Gambling and mental health?

Gambling can become an addiction, just like drugs. If gambling becomes a problem, it can lead to low self-esteem, stress, anxiety and depression.

Gambling and mental health?

Gambling can become an addiction, just like drugs. If gambling becomes a problem, it can lead to low self-esteem, stress, anxiety and depression. Gambling disorder involves repeated problem behavior with gambling Behavior creates problems for the individual, families, and society. Adults and teens with gambling disorder have trouble controlling gambling.

They will continue even when it causes major problems. Many compulsive gamblers know that it is not a harmless hobby. In fact, gambling has serious effects on mental health. A study found biopsychosocial effects caused by pathological gambling, leading to direct triggers and worsening depression, anxiety, obsessive disorders and personality disorders.

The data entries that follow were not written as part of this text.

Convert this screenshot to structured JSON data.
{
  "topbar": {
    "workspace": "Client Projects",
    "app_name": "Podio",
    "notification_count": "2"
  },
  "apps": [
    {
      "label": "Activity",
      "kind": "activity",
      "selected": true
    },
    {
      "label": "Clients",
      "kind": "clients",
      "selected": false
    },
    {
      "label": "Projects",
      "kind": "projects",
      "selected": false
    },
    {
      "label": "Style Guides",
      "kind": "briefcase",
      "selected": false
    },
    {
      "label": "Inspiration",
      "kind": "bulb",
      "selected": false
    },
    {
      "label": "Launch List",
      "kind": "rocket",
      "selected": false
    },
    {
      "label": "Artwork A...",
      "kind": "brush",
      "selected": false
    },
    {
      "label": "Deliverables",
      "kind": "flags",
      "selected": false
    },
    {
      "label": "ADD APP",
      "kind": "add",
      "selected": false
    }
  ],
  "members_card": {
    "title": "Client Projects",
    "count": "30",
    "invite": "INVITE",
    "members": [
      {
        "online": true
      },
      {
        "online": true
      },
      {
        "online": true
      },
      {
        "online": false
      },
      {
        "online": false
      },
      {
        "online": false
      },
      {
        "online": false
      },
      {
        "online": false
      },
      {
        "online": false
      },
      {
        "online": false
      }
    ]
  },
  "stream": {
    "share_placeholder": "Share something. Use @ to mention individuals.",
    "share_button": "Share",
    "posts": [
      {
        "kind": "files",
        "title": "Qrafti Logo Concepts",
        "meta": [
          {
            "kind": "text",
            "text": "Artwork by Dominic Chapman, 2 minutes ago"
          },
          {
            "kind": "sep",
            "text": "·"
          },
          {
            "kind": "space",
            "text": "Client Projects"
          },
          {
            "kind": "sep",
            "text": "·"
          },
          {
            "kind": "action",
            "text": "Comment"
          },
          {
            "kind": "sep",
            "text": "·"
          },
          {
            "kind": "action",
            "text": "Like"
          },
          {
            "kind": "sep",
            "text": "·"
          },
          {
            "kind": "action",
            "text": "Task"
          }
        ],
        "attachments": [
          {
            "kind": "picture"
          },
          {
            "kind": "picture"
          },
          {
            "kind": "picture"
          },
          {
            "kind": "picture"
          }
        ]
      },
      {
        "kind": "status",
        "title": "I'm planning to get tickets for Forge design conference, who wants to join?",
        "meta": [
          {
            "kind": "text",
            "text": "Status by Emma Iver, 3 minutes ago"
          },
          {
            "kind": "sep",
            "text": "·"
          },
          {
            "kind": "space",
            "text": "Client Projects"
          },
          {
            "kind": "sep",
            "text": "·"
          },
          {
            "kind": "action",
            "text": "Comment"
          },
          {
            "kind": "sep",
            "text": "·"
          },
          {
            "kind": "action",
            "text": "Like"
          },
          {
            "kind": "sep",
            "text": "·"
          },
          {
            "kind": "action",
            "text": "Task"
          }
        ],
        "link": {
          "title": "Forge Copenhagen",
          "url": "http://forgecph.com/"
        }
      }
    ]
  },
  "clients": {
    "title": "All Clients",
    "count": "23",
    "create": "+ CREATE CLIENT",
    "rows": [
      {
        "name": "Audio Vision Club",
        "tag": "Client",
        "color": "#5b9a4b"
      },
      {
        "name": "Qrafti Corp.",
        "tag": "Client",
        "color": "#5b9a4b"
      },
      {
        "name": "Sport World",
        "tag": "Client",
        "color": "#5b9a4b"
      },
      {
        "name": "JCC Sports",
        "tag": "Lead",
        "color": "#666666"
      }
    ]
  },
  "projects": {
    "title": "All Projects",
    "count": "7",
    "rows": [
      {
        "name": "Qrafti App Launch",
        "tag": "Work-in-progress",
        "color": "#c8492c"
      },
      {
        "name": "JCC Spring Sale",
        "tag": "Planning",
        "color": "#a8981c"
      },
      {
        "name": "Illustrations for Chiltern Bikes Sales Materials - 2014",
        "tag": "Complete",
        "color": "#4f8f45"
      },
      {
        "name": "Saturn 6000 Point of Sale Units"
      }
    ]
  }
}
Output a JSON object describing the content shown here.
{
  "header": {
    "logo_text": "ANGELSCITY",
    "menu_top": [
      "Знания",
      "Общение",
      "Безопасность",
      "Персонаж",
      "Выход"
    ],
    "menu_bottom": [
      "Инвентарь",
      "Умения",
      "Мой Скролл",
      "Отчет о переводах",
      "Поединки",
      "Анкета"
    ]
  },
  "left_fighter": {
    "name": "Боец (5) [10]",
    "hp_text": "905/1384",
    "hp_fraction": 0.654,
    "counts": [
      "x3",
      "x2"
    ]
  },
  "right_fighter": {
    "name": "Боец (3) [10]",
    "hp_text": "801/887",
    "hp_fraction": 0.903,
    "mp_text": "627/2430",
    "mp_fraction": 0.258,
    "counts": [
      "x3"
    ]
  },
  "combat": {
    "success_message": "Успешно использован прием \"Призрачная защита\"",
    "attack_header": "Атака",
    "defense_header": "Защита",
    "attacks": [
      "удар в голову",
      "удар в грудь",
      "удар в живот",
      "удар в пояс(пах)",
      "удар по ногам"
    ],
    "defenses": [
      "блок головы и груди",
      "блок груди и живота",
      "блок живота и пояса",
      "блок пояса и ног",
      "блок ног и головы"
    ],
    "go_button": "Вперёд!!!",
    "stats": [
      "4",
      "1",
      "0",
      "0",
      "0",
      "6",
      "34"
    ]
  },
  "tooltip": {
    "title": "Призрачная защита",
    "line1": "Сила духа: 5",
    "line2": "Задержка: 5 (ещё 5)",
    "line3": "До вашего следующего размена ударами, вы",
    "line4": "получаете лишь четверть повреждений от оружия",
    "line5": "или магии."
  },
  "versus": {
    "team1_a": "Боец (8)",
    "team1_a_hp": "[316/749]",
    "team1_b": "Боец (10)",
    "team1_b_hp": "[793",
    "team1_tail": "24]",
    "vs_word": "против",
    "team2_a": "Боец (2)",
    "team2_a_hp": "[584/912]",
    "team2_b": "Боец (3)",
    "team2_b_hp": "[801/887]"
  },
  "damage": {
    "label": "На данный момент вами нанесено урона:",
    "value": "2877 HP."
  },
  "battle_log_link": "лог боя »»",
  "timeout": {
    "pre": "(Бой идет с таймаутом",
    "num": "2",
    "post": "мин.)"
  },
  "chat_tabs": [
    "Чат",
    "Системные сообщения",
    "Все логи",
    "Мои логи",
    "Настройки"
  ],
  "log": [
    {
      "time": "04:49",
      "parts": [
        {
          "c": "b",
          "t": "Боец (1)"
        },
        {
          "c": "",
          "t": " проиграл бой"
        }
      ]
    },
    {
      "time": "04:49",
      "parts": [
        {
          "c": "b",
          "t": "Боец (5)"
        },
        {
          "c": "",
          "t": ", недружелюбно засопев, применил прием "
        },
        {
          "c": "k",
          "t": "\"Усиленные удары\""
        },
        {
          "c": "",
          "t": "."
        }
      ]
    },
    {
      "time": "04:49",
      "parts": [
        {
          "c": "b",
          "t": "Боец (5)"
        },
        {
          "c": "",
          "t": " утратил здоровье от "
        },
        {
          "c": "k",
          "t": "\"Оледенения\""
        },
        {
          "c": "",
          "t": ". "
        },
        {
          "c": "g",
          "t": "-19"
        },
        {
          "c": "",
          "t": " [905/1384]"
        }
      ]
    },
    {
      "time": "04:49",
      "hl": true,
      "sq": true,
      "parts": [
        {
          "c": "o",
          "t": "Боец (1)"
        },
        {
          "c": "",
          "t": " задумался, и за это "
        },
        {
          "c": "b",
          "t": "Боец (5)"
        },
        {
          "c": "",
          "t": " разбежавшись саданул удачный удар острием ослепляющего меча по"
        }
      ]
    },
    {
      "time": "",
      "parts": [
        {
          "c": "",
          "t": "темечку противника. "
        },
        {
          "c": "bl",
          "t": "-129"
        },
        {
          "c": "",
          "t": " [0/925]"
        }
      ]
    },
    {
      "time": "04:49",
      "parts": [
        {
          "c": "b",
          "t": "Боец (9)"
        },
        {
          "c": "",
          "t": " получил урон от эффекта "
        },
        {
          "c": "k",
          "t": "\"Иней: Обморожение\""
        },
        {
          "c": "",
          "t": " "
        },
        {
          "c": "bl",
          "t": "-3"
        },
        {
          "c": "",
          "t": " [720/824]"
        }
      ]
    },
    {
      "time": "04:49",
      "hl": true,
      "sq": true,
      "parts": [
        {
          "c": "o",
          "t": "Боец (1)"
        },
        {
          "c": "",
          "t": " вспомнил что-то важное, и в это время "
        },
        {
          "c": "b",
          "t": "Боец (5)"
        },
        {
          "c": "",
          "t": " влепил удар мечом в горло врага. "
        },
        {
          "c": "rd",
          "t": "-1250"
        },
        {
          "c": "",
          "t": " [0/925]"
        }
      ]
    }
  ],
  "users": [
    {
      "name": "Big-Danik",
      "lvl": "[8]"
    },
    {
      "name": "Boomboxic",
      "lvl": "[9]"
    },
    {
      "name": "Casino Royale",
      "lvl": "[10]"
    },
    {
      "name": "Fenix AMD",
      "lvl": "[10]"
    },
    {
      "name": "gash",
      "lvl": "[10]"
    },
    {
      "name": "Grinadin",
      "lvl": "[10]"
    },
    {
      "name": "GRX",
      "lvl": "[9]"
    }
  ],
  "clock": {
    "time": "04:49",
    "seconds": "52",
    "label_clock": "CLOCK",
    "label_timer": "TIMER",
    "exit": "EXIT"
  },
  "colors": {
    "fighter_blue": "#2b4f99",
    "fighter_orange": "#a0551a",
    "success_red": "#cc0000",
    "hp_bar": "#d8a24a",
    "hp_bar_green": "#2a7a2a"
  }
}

Problems with gambling are harmful to physical and psychological health. People living with this addiction may experience depression, migraine, distress, bowel disorders, and other anxiety-related problems. An addicted gambler spends more money than he should on gambling. Most of the time, this causes that person to lose a lot of money, resulting in depression.

The player goes bankrupt after losing a lot of money or may even go into debt. Could cause severe emotional and physical breakdown. Stay up to date with all perspectives, Browse the news, 1 day email, subscribe to Qrius. Gambling and mental health problems can reinforce each other.

This means that the state of your mental health may cause you to seek the game as a release or escape, and gambling can harm your mental health. At this point, medical professionals do not know how to predict whether a certain patient will be able to play harmlessly as a hobby or fall into a gambling disorder. Many people can take the game lightly, not realizing that it can be addictive in many of the same ways as drugs. Pathological gambling can directly trigger or worsen symptoms of depression, generalized anxiety, obsessions and personality disorders.

The financial consequences are particularly relevant for older players who do not have the resources or time to stabilize the debts contracted that younger, hardworking players could recover. Many pathological players report increased periods of tension before the game, which can only be relieved by gambling. Gambling can stimulate the brain's reward system in the same way as drugs or alcohol, leading to addiction. A preliminary study on pathological gamblers reported that an average of 32 hours of sleep per month was lost due to late gambling (betting beyond normal bedtime) and that the average number of hours of sleep lost from gambling was 69 hours per month.

Although treating compulsive gambling can be challenging, many people struggling with compulsive gambling have found help through professional treatment. If your mental or emotional state worsens quickly or if you are worried about someone you know, help is available. Taken together, these consequences of pathological gambling can dramatically affect the morbidity and mortality of pathological gamblers. A simple assessment of people with financial difficulties (by debt counseling providers) or those with mental health problems (by mental health service providers) should be introduced to identify those who experience problems with gambling or are at risk for them.

Excessive gambling can drain finances, ruin personal and professional relationships, and damage the player's mental health. While it was once possible to keep gambling addicts away from casinos and betting halls, now betting opportunities are always as close as the mobile phone or the nearest Wi-Fi connection. .

Cheyenne Kellenberger
Cheyenne Kellenberger

Award-winning bacon geek. Total pop culture trailblazer. Hardcore bacon buff. Hardcore food evangelist. Proud coffee ninja.